I recommend you to create a merge on the GitLab or GitHub websites because I’ve never done it with command line. But I’ll show you the command.
Assume you are in branch master.
$ git merge [branchDestination]
$ git push [yourBranchNow]
Rebase in git is a way to “modify” our existincommit history. Rebase is similar to merge, but it has a different effect. While merge operation will generate a new commit, rebase won’t. Thus, rebase produces a tidier history without any branching. But rebase should not be used if the branch is pushed and used by other teammates. Usually, rebase operation is only for tidying up local branches in our machines and have not been pushed to the Git server.
Remote in Git is a common repository that all team members use to exchange their changes. A remote typically does not provide a file tree of the project’s current state. It is like, you can give a changes to your online repository based on your local directory. For example, when you created an online repository named online_repository, you can remote it to your local folder named theRepo.
$ git init$ git remote add origin https://github.com/[username]/[new_repo]
After you initiate it, your local directory is ready to use as a remote.
Push in Git is used to upload local repository content to a remote repository. For example, when you have some changes in local, you need to push them to your online repository, so that the online repository will get the latest changes of your repository
To push, first, you need to do the Staging and Commit steps, then you can push the changes.
$ git push origin [branchName]
Pull in Git is used to fetch and download content from a remote repository and immediately update the local repository to match the content, while merging is updating the online repository based on changes from local repository.
To pull from online repository:
$ git pull origin [branchName]
The Setup Steps.
First, we need to install Git to our system. You can just simply download it here.
A New Local Repository
Create a directory to contain the project and go into the directory. Type git init
$ git init
Write some code you and then type git add .
$ git add .
Last is you can type git commit to save the changes
$ git commit -m"First Change"
A New Online repository
Basically, you just need to continue the local repository initiation steps, with some additional steps written here. This step will make your local folder able to remote the online repository in your GitLab or GitHub
So, after you finished follow the local repository steps, you need to go to GitHub or GitLab and log in to your account. Click the new repository button.

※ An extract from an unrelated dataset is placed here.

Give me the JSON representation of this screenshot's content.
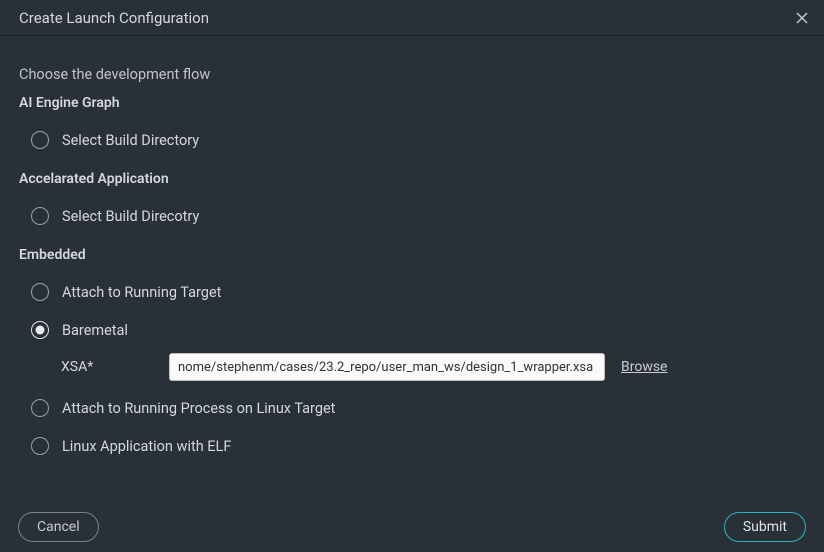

You can start to initialize the repository with a README file (optional), and you need to click “Create Repository” button.
Next is, type those command using command line.
$ git remote add origin https://github.com/[username]/[new_repo]
$ git push -f origin master
Note: If you’re in online repository, don’t forget to do Pull>Staging>Commits>Push.
Clone Online Repository
You can also create the online repository directly from the GitLab or GitHub, and copy the https link and type git clone [https] in your desired directory
$ git clone https://github.com/[username]/[repository].git
Go into your online repository directory
$ cd [repository]
Here it is! You can finally add some files or make changes in your online repository.
Thanks For Reading!
Follow my medium for more articles.
Also, if you want to browse other content, here are my Social Media😁:
What Is Git & Why Should You Use It?
From web developers to app developers, Git is useful to anyone who writes code or track changes to files. So what's it…